- ESTABLISHED HENS:
A hen that is already laying will cost you somewhere between $10 and $20 each depending on the breed. Voila! You will have eggs immediately. If you are on a budget, this is a less expensive option. try to find hens about 12-18 months old so they are still laying regularly. This is a great way to find out if you like chickens and your space is appropriate for them, But you will need a coop. I recommend you have it in place before you pick up your chickens. You do not have to buy a ready-made coop. There are lots of DIY designs and ideas online. Check big box stores that have pallets, often they will give them to you. You can build a little shelter by hammering them together and cover with chicken wire. You will need a feeder and a source of water, straw for the nesting boxes. Be prepared for chickens to be a little confused about where they are to lay after you bring them home.
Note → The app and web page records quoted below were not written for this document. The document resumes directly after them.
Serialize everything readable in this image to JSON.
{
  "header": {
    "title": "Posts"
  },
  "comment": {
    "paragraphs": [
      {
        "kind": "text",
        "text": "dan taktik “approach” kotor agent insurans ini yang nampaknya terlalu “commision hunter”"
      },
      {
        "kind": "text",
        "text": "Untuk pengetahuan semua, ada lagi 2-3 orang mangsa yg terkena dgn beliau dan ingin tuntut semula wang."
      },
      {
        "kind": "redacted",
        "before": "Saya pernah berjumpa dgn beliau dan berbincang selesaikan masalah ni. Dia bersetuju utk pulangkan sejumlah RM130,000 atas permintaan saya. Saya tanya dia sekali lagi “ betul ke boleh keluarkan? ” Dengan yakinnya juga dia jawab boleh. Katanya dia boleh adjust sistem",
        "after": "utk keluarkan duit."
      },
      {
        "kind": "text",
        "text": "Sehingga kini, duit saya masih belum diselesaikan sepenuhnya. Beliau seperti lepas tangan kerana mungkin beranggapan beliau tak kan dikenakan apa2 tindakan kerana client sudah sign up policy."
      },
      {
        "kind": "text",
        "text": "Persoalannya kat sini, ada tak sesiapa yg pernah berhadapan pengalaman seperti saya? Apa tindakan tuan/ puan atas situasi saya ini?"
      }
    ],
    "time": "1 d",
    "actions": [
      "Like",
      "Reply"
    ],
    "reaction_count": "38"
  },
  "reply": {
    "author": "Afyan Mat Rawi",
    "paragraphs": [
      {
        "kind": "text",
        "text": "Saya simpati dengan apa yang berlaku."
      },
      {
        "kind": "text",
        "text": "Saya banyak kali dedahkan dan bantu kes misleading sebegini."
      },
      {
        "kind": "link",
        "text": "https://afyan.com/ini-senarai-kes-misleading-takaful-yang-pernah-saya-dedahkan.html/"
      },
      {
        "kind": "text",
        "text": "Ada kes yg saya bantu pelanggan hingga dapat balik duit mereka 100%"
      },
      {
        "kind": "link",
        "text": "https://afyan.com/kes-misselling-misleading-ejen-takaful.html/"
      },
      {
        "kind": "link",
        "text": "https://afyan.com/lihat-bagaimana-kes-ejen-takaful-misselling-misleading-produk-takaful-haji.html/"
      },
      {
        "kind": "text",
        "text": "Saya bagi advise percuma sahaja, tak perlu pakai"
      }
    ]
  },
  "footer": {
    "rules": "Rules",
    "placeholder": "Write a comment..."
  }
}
See it as an adventure! No need to buy fancy collecting baskets, my favorite collecting container is a plastic ice cream bucket lined with a soft cloth. Buy twice the hens you need especially if you are counting on a certain amount of eggs every day. Chickens take vacations from laying sometimes, especially in cold winter.
So what is the best choice? I love them both and make my decision based on time, money, purpose and season.
A quick word about predators, they will find your chickens. Unfortunately, It seems poultry is a predator favorite. Do your best to make sure you have solid fencing! Possums, raccoons, foxes and especially neighborhood dogs are the most likely to invade and attack your precious flock. Have a plan and get it in place so you can enjoy your chickens and their daily gift of fresh eggs for years to come!
Whatever you decide, chick or hens, it’s a fun journey, I hope you try it. Having your own flock is a fun and exciting experience!
Angela and her husband RJ own a operate Hidden Hill Farms of Kansas. She raises laying hens and offers farm fresh eggs for sale daily.
Want to know more? Watch for Angela’s class on raising backyard chickens coming soon.